New Study Adds Pressure To Rework California Workers’ Comp Benefits
Changes to California's workers' compensation insurance system have cut costs by about $4 billion more than originally expected, leading some labor advocates to lobby harder for legislation that would increase workers' comp benefits, the Sacramento Bee reports.
The Legislature in 2003 and 2004 approved reforms to California's workers' compensation system that were projected to reduce costs by about $10.1 billion, but a recent review of workers' comp claims by the industry-backed Workers' Compensation Insurance Rating Bureau found that costs fell by about $14.5 billion.
The increased savings come from several areas where cost reductions exceeded expectations, including:
- New formulas to determine permanent disability benefits that cut costs by about $2.2 billion, above projections of $1.4 billion;
- Caps on chiropractic visits that reduced costs by about $800 million, double the $400 million expectation; and
- Limits on physical therapy sessions that translated to $400 million in savings; analysts initially projected that the caps would cut costs by $300 million.
Advocates for injured workers are using the findings to heighten their lobbying efforts in favor of legislation before Gov. Arnold Schwarzenegger (R) that would increase workers' compensation benefits.
One such bill is SB 936 by Senate President Pro Tempore Don Perata (D-Oakland). Over three years, the measure would double workers' comp benefits for permanent disabilities.

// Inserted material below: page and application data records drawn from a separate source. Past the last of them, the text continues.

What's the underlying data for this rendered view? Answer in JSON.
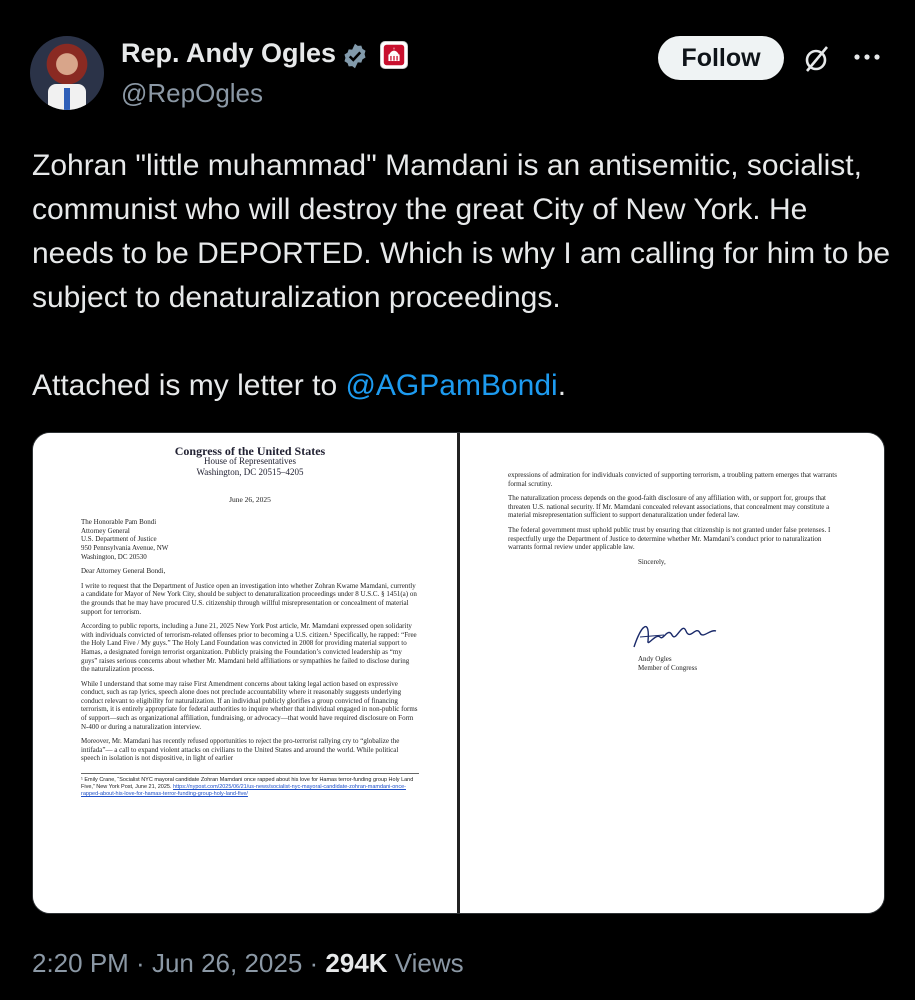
{
  "author": {
    "display_name": "Rep. Andy Ogles",
    "handle": "@RepOgles"
  },
  "actions": {
    "follow_label": "Follow"
  },
  "tweet": {
    "paragraph1": "Zohran \"little muhammad\" Mamdani is an antisemitic, socialist, communist who will destroy the great City of New York. He needs to be DEPORTED. Which is why I am calling for him to be subject to denaturalization proceedings.",
    "paragraph2_prefix": "Attached is my letter to ",
    "mention": "@AGPamBondi",
    "paragraph2_suffix": "."
  },
  "letter": {
    "page1": {
      "header1": "Congress of the United States",
      "header2": "House of Representatives",
      "header3": "Washington, DC 20515–4205",
      "date": "June 26, 2025",
      "address1": "The Honorable Pam Bondi",
      "address2": "Attorney General",
      "address3": "U.S. Department of Justice",
      "address4": "950 Pennsylvania Avenue, NW",
      "address5": "Washington, DC 20530",
      "salutation": "Dear Attorney General Bondi,",
      "para1": "I write to request that the Department of Justice open an investigation into whether Zohran Kwame Mamdani, currently a candidate for Mayor of New York City, should be subject to denaturalization proceedings under 8 U.S.C. § 1451(a) on the grounds that he may have procured U.S. citizenship through willful misrepresentation or concealment of material support for terrorism.",
      "para2": "According to public reports, including a June 21, 2025 New York Post article, Mr. Mamdani expressed open solidarity with individuals convicted of terrorism-related offenses prior to becoming a U.S. citizen.¹ Specifically, he rapped: “Free the Holy Land Five / My guys.” The Holy Land Foundation was convicted in 2008 for providing material support to Hamas, a designated foreign terrorist organization. Publicly praising the Foundation’s convicted leadership as “my guys” raises serious concerns about whether Mr. Mamdani held affiliations or sympathies he failed to disclose during the naturalization process.",
      "para3": "While I understand that some may raise First Amendment concerns about taking legal action based on expressive conduct, such as rap lyrics, speech alone does not preclude accountability where it reasonably suggests underlying conduct relevant to eligibility for naturalization. If an individual publicly glorifies a group convicted of financing terrorism, it is entirely appropriate for federal authorities to inquire whether that individual engaged in non-public forms of support—such as organizational affiliation, fundraising, or advocacy—that would have required disclosure on Form N-400 or during a naturalization interview.",
      "para4": "Moreover, Mr. Mamdani has recently refused opportunities to reject the pro-terrorist rallying cry to “globalize the intifada”— a call to expand violent attacks on civilians to the United States and around the world. While political speech in isolation is not dispositive, in light of earlier",
      "footnote": "¹ Emily Crane, “Socialist NYC mayoral candidate Zohran Mamdani once rapped about his love for Hamas terror-funding group Holy Land Five,” New York Post, June 21, 2025. ",
      "footnote_link": "https://nypost.com/2025/06/21/us-news/socialist-nyc-mayoral-candidate-zohran-mamdani-once-rapped-about-his-love-for-hamas-terror-funding-group-holy-land-five/"
    },
    "page2": {
      "para1": "expressions of admiration for individuals convicted of supporting terrorism, a troubling pattern emerges that warrants formal scrutiny.",
      "para2": "The naturalization process depends on the good-faith disclosure of any affiliation with, or support for, groups that threaten U.S. national security. If Mr. Mamdani concealed relevant associations, that concealment may constitute a material misrepresentation sufficient to support denaturalization under federal law.",
      "para3": "The federal government must uphold public trust by ensuring that citizenship is not granted under false pretenses. I respectfully urge the Department of Justice to determine whether Mr. Mamdani’s conduct prior to naturalization warrants formal review under applicable law.",
      "closing": "Sincerely,",
      "signer": "Andy Ogles",
      "signer_title": "Member of Congress"
    }
  },
  "meta": {
    "time": "2:20 PM",
    "sep1": " · ",
    "date": "Jun 26, 2025",
    "sep2": " · ",
    "views_count": "294K",
    "views_label": " Views"
  }
}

The governor vetoed similar legislation last year, but Schwarzenegger spokesperson Sabrina Lockhart said that the governor has not taken a position on SB 936 (Chan, Sacramento Bee, 10/11).